▸ TASK PROMPT: An exact retyping of every record is required.

Dataset entries
____

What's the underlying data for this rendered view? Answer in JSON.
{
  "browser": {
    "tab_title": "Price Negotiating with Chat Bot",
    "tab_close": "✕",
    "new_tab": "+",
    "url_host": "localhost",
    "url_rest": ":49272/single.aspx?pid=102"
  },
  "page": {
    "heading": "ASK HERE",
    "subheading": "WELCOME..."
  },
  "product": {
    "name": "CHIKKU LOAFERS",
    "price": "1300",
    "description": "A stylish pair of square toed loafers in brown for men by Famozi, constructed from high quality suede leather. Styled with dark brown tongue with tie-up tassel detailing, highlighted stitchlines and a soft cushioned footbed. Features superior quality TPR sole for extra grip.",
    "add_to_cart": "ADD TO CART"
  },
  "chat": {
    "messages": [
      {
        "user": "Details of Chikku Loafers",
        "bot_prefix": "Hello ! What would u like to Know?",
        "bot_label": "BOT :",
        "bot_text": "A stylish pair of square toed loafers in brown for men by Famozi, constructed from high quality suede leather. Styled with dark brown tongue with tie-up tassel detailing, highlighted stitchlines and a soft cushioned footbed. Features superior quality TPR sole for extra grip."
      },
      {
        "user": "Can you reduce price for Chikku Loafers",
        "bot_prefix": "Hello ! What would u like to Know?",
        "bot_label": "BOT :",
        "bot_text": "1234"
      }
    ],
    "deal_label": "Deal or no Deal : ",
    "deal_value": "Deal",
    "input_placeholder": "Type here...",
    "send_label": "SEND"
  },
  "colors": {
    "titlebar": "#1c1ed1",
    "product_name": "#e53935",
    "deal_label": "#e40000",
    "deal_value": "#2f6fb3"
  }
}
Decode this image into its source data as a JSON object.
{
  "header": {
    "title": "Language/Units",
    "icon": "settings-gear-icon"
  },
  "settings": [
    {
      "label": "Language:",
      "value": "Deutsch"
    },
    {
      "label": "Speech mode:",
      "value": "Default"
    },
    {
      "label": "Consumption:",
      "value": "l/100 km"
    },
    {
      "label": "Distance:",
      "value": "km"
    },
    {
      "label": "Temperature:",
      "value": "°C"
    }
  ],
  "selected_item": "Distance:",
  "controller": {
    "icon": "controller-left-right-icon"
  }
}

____

▸ WRITTEN REPLY:
What's the underlying data for this rendered view? Answer in JSON.
{
  "browser": {
    "tab_title": "Price Negotiating with Chat Bot",
    "tab_close": "✕",
    "new_tab": "+",
    "url_host": "localhost",
    "url_rest": ":49272/single.aspx?pid=102"
  },
  "page": {
    "heading": "ASK HERE",
    "subheading": "WELCOME..."
  },
  "product": {
    "name": "CHIKKU LOAFERS",
    "price": "1300",
    "description": "A stylish pair of square toed loafers in brown for men by Famozi, constructed from high quality suede leather. Styled with dark brown tongue with tie-up tassel detailing, highlighted stitchlines and a soft cushioned footbed. Features superior quality TPR sole for extra grip.",
    "add_to_cart": "ADD TO CART"
  },
  "chat": {
    "messages": [
      {
        "user": "Details of Chikku Loafers",
        "bot_prefix": "Hello ! What would u like to Know?",
        "bot_label": "BOT :",
        "bot_text": "A stylish pair of square toed loafers in brown for men by Famozi, constructed from high quality suede leather. Styled with dark brown tongue with tie-up tassel detailing, highlighted stitchlines and a soft cushioned footbed. Features superior quality TPR sole for extra grip."
      },
      {
        "user": "Can you reduce price for Chikku Loafers",
        "bot_prefix": "Hello ! What would u like to Know?",
        "bot_label": "BOT :",
        "bot_text": "1234"
      }
    ],
    "deal_label": "Deal or no Deal : ",
    "deal_value": "Deal",
    "input_placeholder": "Type here...",
    "send_label": "SEND"
  },
  "colors": {
    "titlebar": "#1c1ed1",
    "product_name": "#e53935",
    "deal_label": "#e40000",
    "deal_value": "#2f6fb3"
  }
}
Decode this image into its source data as a JSON object.
{
  "header": {
    "title": "Language/Units",
    "icon": "settings-gear-icon"
  },
  "settings": [
    {
      "label": "Language:",
      "value": "Deutsch"
    },
    {
      "label": "Speech mode:",
      "value": "Default"
    },
    {
      "label": "Consumption:",
      "value": "l/100 km"
    },
    {
      "label": "Distance:",
      "value": "km"
    },
    {
      "label": "Temperature:",
      "value": "°C"
    }
  ],
  "selected_item": "Distance:",
  "controller": {
    "icon": "controller-left-right-icon"
  }
}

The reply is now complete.